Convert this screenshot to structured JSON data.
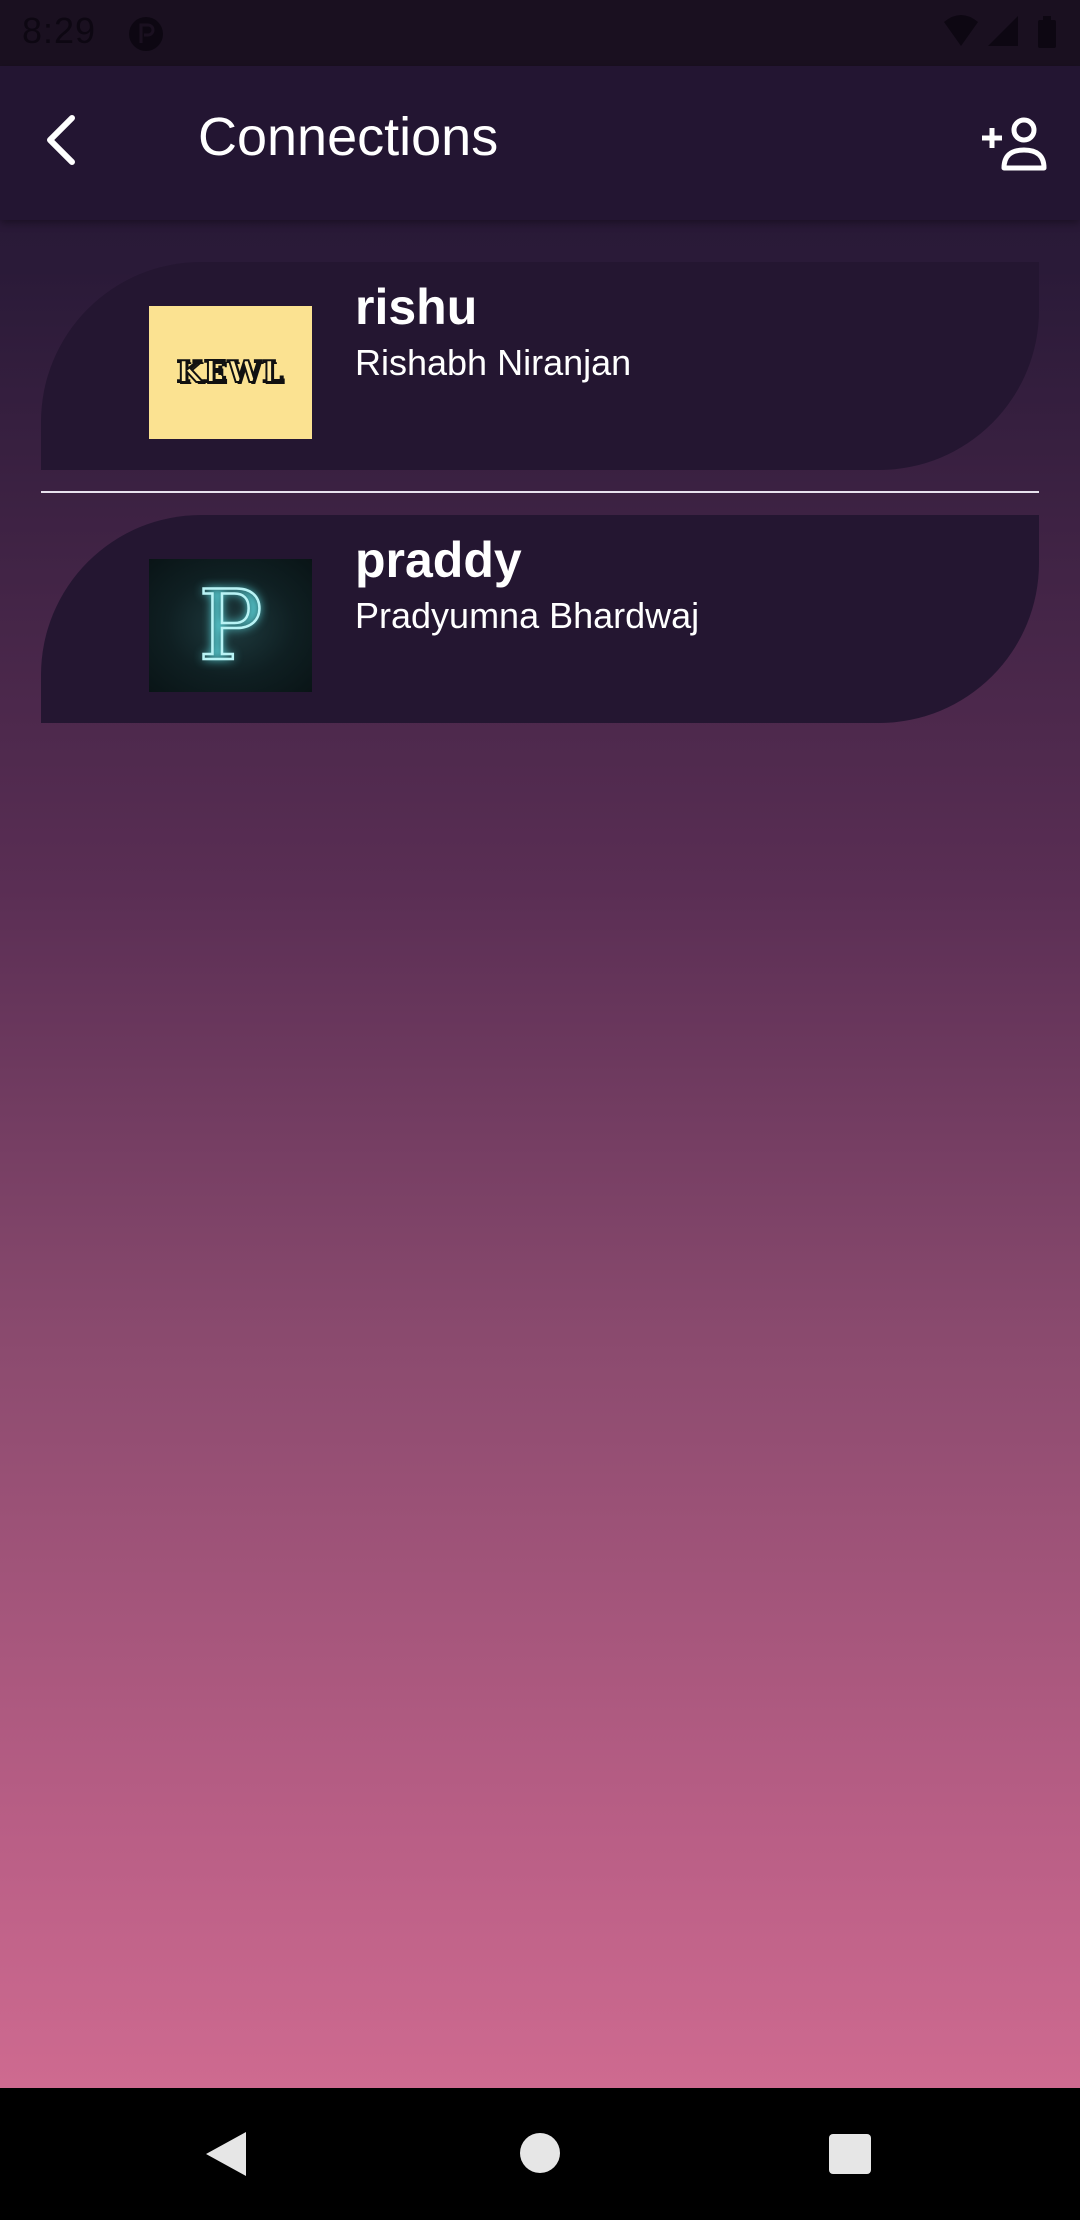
{
  "status_bar": {
    "time": "8:29",
    "icons": [
      "p-app-icon",
      "wifi-icon",
      "cell-signal-icon",
      "battery-icon"
    ]
  },
  "app_bar": {
    "title": "Connections",
    "back_icon": "chevron-left-icon",
    "action_icon": "add-person-icon"
  },
  "connections": [
    {
      "username": "rishu",
      "full_name": "Rishabh Niranjan",
      "avatar_text": "KEWL",
      "avatar_bg": "#fbe291"
    },
    {
      "username": "praddy",
      "full_name": "Pradyumna Bhardwaj",
      "avatar_text": "P",
      "avatar_bg": "#0f1f22"
    }
  ],
  "nav_bar": {
    "icons": [
      "nav-back-icon",
      "nav-home-icon",
      "nav-recents-icon"
    ]
  },
  "colors": {
    "app_bar_bg": "#231532",
    "card_bg": "#241631",
    "gradient_top": "#231531",
    "gradient_bottom": "#d97095"
  }
}
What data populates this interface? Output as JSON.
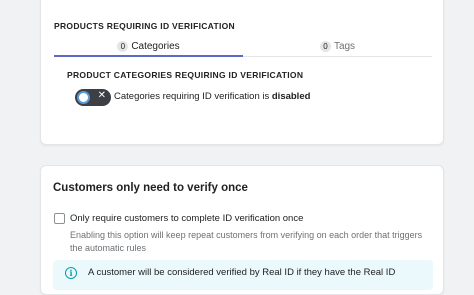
{
  "id_verification_card": {
    "section_heading": "PRODUCTS REQUIRING ID VERIFICATION",
    "tabs": [
      {
        "count": "0",
        "label": "Categories"
      },
      {
        "count": "0",
        "label": "Tags"
      }
    ],
    "panel_heading": "PRODUCT CATEGORIES REQUIRING ID VERIFICATION",
    "toggle": {
      "label_prefix": "Categories requiring ID verification is",
      "label_state": "disabled",
      "toggle_icon": "x-icon"
    }
  },
  "verify_once_card": {
    "title": "Customers only need to verify once",
    "checkbox_label": "Only require customers to complete ID verification once",
    "help_text": "Enabling this option will keep repeat customers from verifying on each order that triggers the automatic rules",
    "banner": {
      "icon": "info-icon",
      "text": "A customer will be considered verified by Real ID if they have the Real ID"
    }
  },
  "colors": {
    "accent": "#5c6ac4",
    "toggle_bg": "#3c3f45",
    "banner_bg": "#ebf9fc",
    "info": "#00a0ac"
  }
}
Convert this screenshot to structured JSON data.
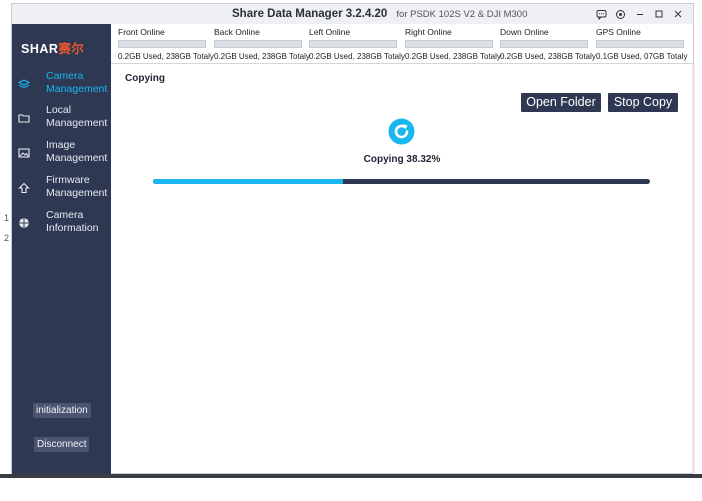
{
  "window": {
    "title": "Share Data Manager 3.2.4.20",
    "subtitle": "for PSDK 102S V2 & DJI M300"
  },
  "logo": {
    "text_main": "SHAR",
    "text_accent": "赛尔"
  },
  "sidebar": {
    "items": [
      {
        "label_line1": "Camera",
        "label_line2": "Management",
        "icon": "layers-icon",
        "active": true
      },
      {
        "label_line1": "Local",
        "label_line2": "Management",
        "icon": "folder-icon",
        "active": false
      },
      {
        "label_line1": "Image",
        "label_line2": "Management",
        "icon": "image-icon",
        "active": false
      },
      {
        "label_line1": "Firmware",
        "label_line2": "Management",
        "icon": "upload-arrow-icon",
        "active": false
      },
      {
        "label_line1": "Camera",
        "label_line2": "Information",
        "icon": "globe-icon",
        "active": false
      }
    ],
    "initialization_label": "initialization",
    "disconnect_label": "Disconnect"
  },
  "cameras": [
    {
      "name": "Front Online",
      "usage": "0.2GB Used, 238GB Totaly"
    },
    {
      "name": "Back Online",
      "usage": "0.2GB Used, 238GB Totaly"
    },
    {
      "name": "Left Online",
      "usage": "0.2GB Used, 238GB Totaly"
    },
    {
      "name": "Right Online",
      "usage": "0.2GB Used, 238GB Totaly"
    },
    {
      "name": "Down Online",
      "usage": "0.2GB Used, 238GB Totaly"
    },
    {
      "name": "GPS Online",
      "usage": "0.1GB Used, 07GB Totaly"
    }
  ],
  "main": {
    "section_title": "Copying",
    "open_folder_label": "Open Folder",
    "stop_copy_label": "Stop Copy",
    "status_text": "Copying 38.32%",
    "progress_percent": 38.32
  },
  "colors": {
    "sidebar_bg": "#2e3853",
    "accent": "#18b7ef",
    "logo_accent": "#e8552f"
  }
}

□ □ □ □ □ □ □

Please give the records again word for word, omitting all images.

Convert this screenshot to structured JSON data.
{
  "status_bar": {
    "time": "8:29",
    "icons": [
      "p-app-icon",
      "wifi-icon",
      "cell-signal-icon",
      "battery-icon"
    ]
  },
  "app_bar": {
    "title": "Connections",
    "back_icon": "chevron-left-icon",
    "action_icon": "add-person-icon"
  },
  "connections": [
    {
      "username": "rishu",
      "full_name": "Rishabh Niranjan",
      "avatar_text": "KEWL",
      "avatar_bg": "#fbe291"
    },
    {
      "username": "praddy",
      "full_name": "Pradyumna Bhardwaj",
      "avatar_text": "P",
      "avatar_bg": "#0f1f22"
    }
  ],
  "nav_bar": {
    "icons": [
      "nav-back-icon",
      "nav-home-icon",
      "nav-recents-icon"
    ]
  },
  "colors": {
    "app_bar_bg": "#231532",
    "card_bg": "#241631",
    "gradient_top": "#231531",
    "gradient_bottom": "#d97095"
  }
}
What data populates this interface? Output as JSON.
{
  "id_verification_card": {
    "section_heading": "PRODUCTS REQUIRING ID VERIFICATION",
    "tabs": [
      {
        "count": "0",
        "label": "Categories"
      },
      {
        "count": "0",
        "label": "Tags"
      }
    ],
    "panel_heading": "PRODUCT CATEGORIES REQUIRING ID VERIFICATION",
    "toggle": {
      "label_prefix": "Categories requiring ID verification is",
      "label_state": "disabled",
      "toggle_icon": "x-icon"
    }
  },
  "verify_once_card": {
    "title": "Customers only need to verify once",
    "checkbox_label": "Only require customers to complete ID verification once",
    "help_text": "Enabling this option will keep repeat customers from verifying on each order that triggers the automatic rules",
    "banner": {
      "icon": "info-icon",
      "text": "A customer will be considered verified by Real ID if they have the Real ID"
    }
  },
  "colors": {
    "accent": "#5c6ac4",
    "toggle_bg": "#3c3f45",
    "banner_bg": "#ebf9fc",
    "info": "#00a0ac"
  }
}
Convert this screenshot to structured JSON data.
{
  "window": {
    "title": "Share Data Manager 3.2.4.20",
    "subtitle": "for PSDK 102S V2 & DJI M300"
  },
  "logo": {
    "text_main": "SHAR",
    "text_accent": "赛尔"
  },
  "sidebar": {
    "items": [
      {
        "label_line1": "Camera",
        "label_line2": "Management",
        "icon": "layers-icon",
        "active": true
      },
      {
        "label_line1": "Local",
        "label_line2": "Management",
        "icon": "folder-icon",
        "active": false
      },
      {
        "label_line1": "Image",
        "label_line2": "Management",
        "icon": "image-icon",
        "active": false
      },
      {
        "label_line1": "Firmware",
        "label_line2": "Management",
        "icon": "upload-arrow-icon",
        "active": false
      },
      {
        "label_line1": "Camera",
        "label_line2": "Information",
        "icon": "globe-icon",
        "active": false
      }
    ],
    "initialization_label": "initialization",
    "disconnect_label": "Disconnect"
  },
  "cameras": [
    {
      "name": "Front Online",
      "usage": "0.2GB Used, 238GB Totaly"
    },
    {
      "name": "Back Online",
      "usage": "0.2GB Used, 238GB Totaly"
    },
    {
      "name": "Left Online",
      "usage": "0.2GB Used, 238GB Totaly"
    },
    {
      "name": "Right Online",
      "usage": "0.2GB Used, 238GB Totaly"
    },
    {
      "name": "Down Online",
      "usage": "0.2GB Used, 238GB Totaly"
    },
    {
      "name": "GPS Online",
      "usage": "0.1GB Used, 07GB Totaly"
    }
  ],
  "main": {
    "section_title": "Copying",
    "open_folder_label": "Open Folder",
    "stop_copy_label": "Stop Copy",
    "status_text": "Copying 38.32%",
    "progress_percent": 38.32
  },
  "colors": {
    "sidebar_bg": "#2e3853",
    "accent": "#18b7ef",
    "logo_accent": "#e8552f"
  }
}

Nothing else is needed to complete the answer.